The Bad News About Energy Drinks, Adolescents & Young Athletes...

Energy drinks and adolescents/young athlete’s are a marketers dream come true. An easily influenced demographic that has been shown & told that their idols + extreme athletes ‘consume’ them, which has implanted in their brain that they’re beneficial and essential for performance. Is this fixation and consumption of energy drinks (especially among sedentary adolescents) causing more harm than meets the eye… And what’s really in these energy drinks, and in what amounts? Here is our take on energy drinks, adolescents, and young athletes…

A quick trip to the local supermarket or petrol station’s drink aisle will leave you in bewilderment these days. Energy drinks flood the eye… Monster, Red Bull, V, Mother… take your choice. And the fact that (as of the time of writing this, I couldn’t find any) there’s no regulations on purchasing means it’s quite easy for adolescents to get their hands on them

In fact, studies have shown up to 2/3rds of high school students had consumed energy drinks often within the past year. Quite an alarming statistic

These drinks are marketed with dreams of increased athletic performance, fat loss, increased concentration, and increased energy levels - interesting topics for the youth of today. Funnily enough, however, all of these things can also be brought about by food and exercise - but they’re not as ‘sexy’ as energy drinks
 

What’s In Them?

A quick look at the ingredients list of these beverages will leave you scratching your head. Ingredients like Taurine, Guarana, B-Complex Vitamins, Caffeine, Ginseng, Green Tea Extract, Green Coffee Extract, Ginkgo Biloba, and Carnitine make up the bulk of the ingredients list. Why use these, and what are their true effects on the body…

Caffeine: the component of coffee that we all love, caffeine is made up of three different metabolites - theophylline, theobromine, and paraxanthine - which increase lipolysis (metabolism of fat), increase heart rate, cause vasodilation (blood vessels become bigger), and relax the smooth muscle of the lungs. Numerous studies have found it beneficial for performance, but you can just have a coffee… It is our personal belief that caffeine should be very limited in those under 18 years of age, and the recommended intake for adults in 210mg/day. Most energy drinks contain 80-160mg caffeine per can

Taurine: an amino acid, there has been no evidence of this having a beneficial effect to performance as to date

Guarana: a plant found in the Amazon, this is simply a source of caffeine - yet it has been found to contain twice as much caffeine of coffee. Guarana itself contains theophylline and theobromine, so this increases the overall caffeine content of the beverage
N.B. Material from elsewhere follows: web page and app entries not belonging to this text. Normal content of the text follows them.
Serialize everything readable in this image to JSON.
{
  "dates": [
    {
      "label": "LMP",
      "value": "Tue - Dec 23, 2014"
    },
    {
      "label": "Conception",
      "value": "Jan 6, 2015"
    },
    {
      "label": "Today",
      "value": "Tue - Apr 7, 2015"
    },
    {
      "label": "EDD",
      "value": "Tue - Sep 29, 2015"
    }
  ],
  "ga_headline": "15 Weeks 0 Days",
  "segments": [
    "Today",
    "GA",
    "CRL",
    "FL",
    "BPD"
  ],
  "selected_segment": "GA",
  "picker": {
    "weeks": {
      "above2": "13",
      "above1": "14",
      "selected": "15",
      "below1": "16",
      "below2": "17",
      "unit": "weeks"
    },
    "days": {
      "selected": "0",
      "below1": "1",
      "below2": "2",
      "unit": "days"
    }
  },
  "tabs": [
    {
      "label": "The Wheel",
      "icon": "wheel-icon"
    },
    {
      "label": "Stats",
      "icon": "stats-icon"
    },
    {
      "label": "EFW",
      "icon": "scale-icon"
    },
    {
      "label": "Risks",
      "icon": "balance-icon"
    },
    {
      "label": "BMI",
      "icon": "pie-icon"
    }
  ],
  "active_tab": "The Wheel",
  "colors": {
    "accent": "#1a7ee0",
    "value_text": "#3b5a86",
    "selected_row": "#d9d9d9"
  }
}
Ginseng: an East-Asian herb, it has never been proven to have any beneficial performance enhancing effects

Green Tea-Extract: a source of a small amount of caffeine, this is where green-tea extract gets it’s “performance enhancing” effects from. Know that use of this ingredient increases the overall caffeine content

Green-Coffee-Bean Extract: green coffee beans are simply unroasted coffee beans, and again, simply a source of caffeine. So yet again, if used, this bumps up the caffeine content of the drink

Ginkgo Biloba: from the Chinese Ginkgo tree, this herbal supplement has been found to have some beneficial uses in dementia and Alzheimer's patients, but nothing for sports performance

Carnitine: an amino acid that is supposed to increase endurance and promote the usage of fat for energy,  ‘supplemental carnotite’ is only required if it’s deficient in the diet - which is very rare. Once again, this provides no extra performance effects for young athletes

B-Group Vitamins: naturally found in foods such as lean meats, animal products, mushrooms, eggs, and green leafy vegetables. There has been no evidence however that B-group vitamins aid in performance and these ‘water soluble vitamins’ are excreted in the urine when consumed in excess
 

Why Be Wary…

The Sugar Content: the sugar content of many energy drinks can be upwards of 40g, which is quite high considering it is recommended that we get <10% of our daily energy from added sugar

The Caffeine Level: just know that on the ingredients list it’s not just the marked “caffeine” that contains caffeine… the guarana, green tea extract, and green coffee bean extract also contains caffeine

The Side Effects: Studies (found HERE, HERE, HERE, and HERE) all found side effects such as nervousness, insomnia, and overstimulation amongst users
 

Final Takeaway

In our true, no BS style here is our final thought on this topic within the context of this demographic (and adults for that matter)

The main reason people adolescents and adults consume these beverages are for a “pick me up” or “energy blitz” before training as they’re not quite feeling it… and yet, this is your body talking to you… so instead of trying to mask how you feel, why not listen to your body by taking today a little easier, and have a look into your sleep, food intake, and all other recovery factors before reaching for something like an energy drink - as that’s like constantly applying a bandaid instead of really fixing the problem

NutritionNick Maier